In dealing with the idea of reconstructing social histories in his art, Langergräber has found ways of coming to terms with the failings of language and representation as raw material. As I mentioned earlier, an allegorical structure of fragments is used as an index of lack and absence. Court documents, photographs taken in the present of sites involved with his subjects, salvaged remnants of objects found at these sites and names and anecdotal excerpts from oral histories and interviews are utilized because they are all highly charged but ultimately mute testaments. He recontextualizes them in a theater of imaginary reconnaissance. The salon-style hanging of drawings/collages, assisted ready-mades, photographs and documents seems to act out a traumatically induced obsessive-compulsive behavior — a whimsical parody of the orderly archives of scholarly research and museums. The drawings/collages, with their distressed, tea-stained patina and excessive mark-making, telegraph their dramatic function as continually returned to substitutions for an absent object of desire. True to the inherent qualities of the fetish they are an uncanny reminder of what cannot be replaced by them. A claw hoe, the courthouse/city art gallery, waves, the repetitive underlining of sites on maps — these images point back and forth amongst themselves, encircling us in deferrals. This is graphically exaggerated in a palimpsestial manner by collages which have been scanned and digitally printed on to 8 ft long scrolls which hang from the ceiling. I think Langergräber would agree with Horst Hoheisel that such fragments never tell truths, pointing always to events from the past that no one understands in the present. He would also agree with Walter Benjamin’s conception of the allegorical fragment as being like an undecipherable hieroglyph (a mute signifier whose referential context, or signified, has been lost). He uses fragments anyway as a means of dramatically displaying the disturbing withholding of meaning in their signification. We are left with our own projections upon them. The exhibition becomes an engine of fantasy, memory, desire and their forever mutating and associative relationships. By engaging with this work we too contribute to the expanding imaginary universe of versions and accounts that it has activated.

How does this affect us? What is the purpose of Langergräber’s stage-set like installation and the allusions it creates? A projected image of rippling water, a boat sunk into the floor, earth and detritus — what is here now that could have been a part of what was? What does it matter? Viewers are left with their own dispositions in an environment designed to phenomenologically seduce them and stimulate their imaginations. What is one looking at that is real? How is the real representable? Along with a newly realized consciousness about these concerns, viewers experience the physical sensation of being in a fun house or movie theater. There is a feeling of anticipation. If you stay with the work long enough — if you keep searching and thinking things over — will answers be found? At the very least will there be a gratification of curiosity? Langergräber lures us into a labyrinth of artifice where we discover for ourselves the impossibility of his dramatized mission. In this way we experientially understand the dilemma of reconstructing history instead of knowing of, or about, it.

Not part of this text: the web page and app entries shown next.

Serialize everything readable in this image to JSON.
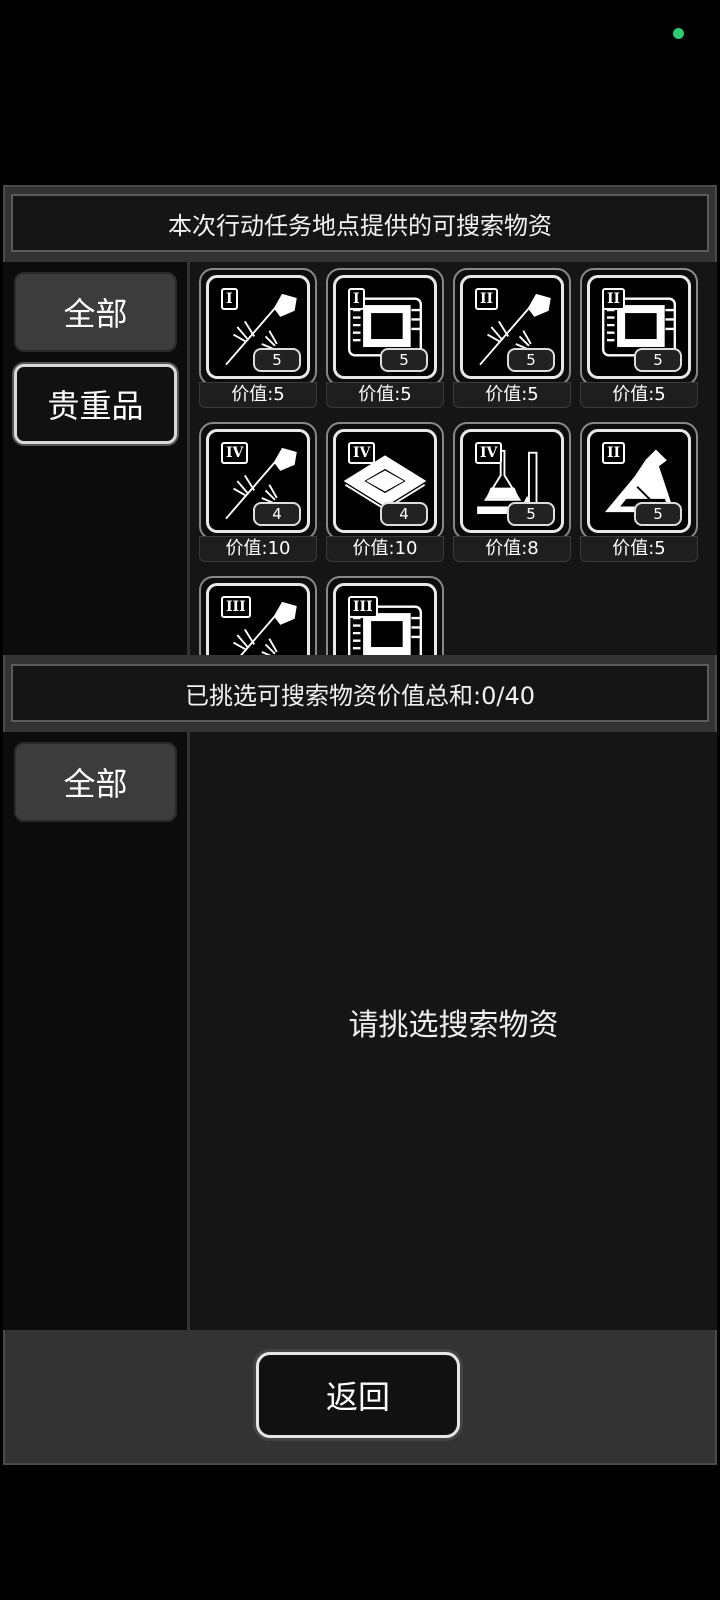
{
  "available": {
    "title": "本次行动任务地点提供的可搜索物资",
    "categories": [
      {
        "label": "全部",
        "selected": true
      },
      {
        "label": "贵重品",
        "selected": false
      }
    ],
    "items": [
      {
        "tier": "I",
        "icon": "cross-tool-icon",
        "qty": "5",
        "value": "价值:5"
      },
      {
        "tier": "I",
        "icon": "circuit-board-icon",
        "qty": "5",
        "value": "价值:5"
      },
      {
        "tier": "II",
        "icon": "cross-tool-icon",
        "qty": "5",
        "value": "价值:5"
      },
      {
        "tier": "II",
        "icon": "circuit-board-icon",
        "qty": "5",
        "value": "价值:5"
      },
      {
        "tier": "IV",
        "icon": "cross-tool-icon",
        "qty": "4",
        "value": "价值:10"
      },
      {
        "tier": "IV",
        "icon": "chip-icon",
        "qty": "4",
        "value": "价值:10"
      },
      {
        "tier": "IV",
        "icon": "lab-glassware-icon",
        "qty": "5",
        "value": "价值:8"
      },
      {
        "tier": "II",
        "icon": "flask-icon",
        "qty": "5",
        "value": "价值:5"
      },
      {
        "tier": "III",
        "icon": "cross-tool-icon",
        "qty": "",
        "value": ""
      },
      {
        "tier": "III",
        "icon": "circuit-board-icon",
        "qty": "",
        "value": ""
      }
    ]
  },
  "selected": {
    "title": "已挑选可搜索物资价值总和:0/40",
    "categories": [
      {
        "label": "全部",
        "selected": true
      }
    ],
    "empty_message": "请挑选搜索物资"
  },
  "footer": {
    "return_label": "返回"
  },
  "colors": {
    "status_dot": "#2ecc71",
    "panel_bg": "#151515",
    "frame": "#333333"
  }
}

Langergräber invites us to follow his lead but there never seems to be enough pieces to complete his puzzle. The ones we do have don’t fit together very well. In “Sunken Histories”, performatively re-enacting history is a ritual doomed to fail even though it momentarily displaces the alienating presence of the unknowable. It is awkward and poetic. It happens innocuously and seems embarrassing upon reflection. I really do think Langergräber implicates the viewer in a powerful way because of this. I left Centre A wondering how many of us are shut out from the formation of history now.

Jeremy Todd is a visual artist living and working in Vancouver, British Columbia. After completing an MFA at UBC in 1999 he taught studio and critical studies courses there for three years as a sessional instructor. He now writes regularly about art and culture while continuing to make his own work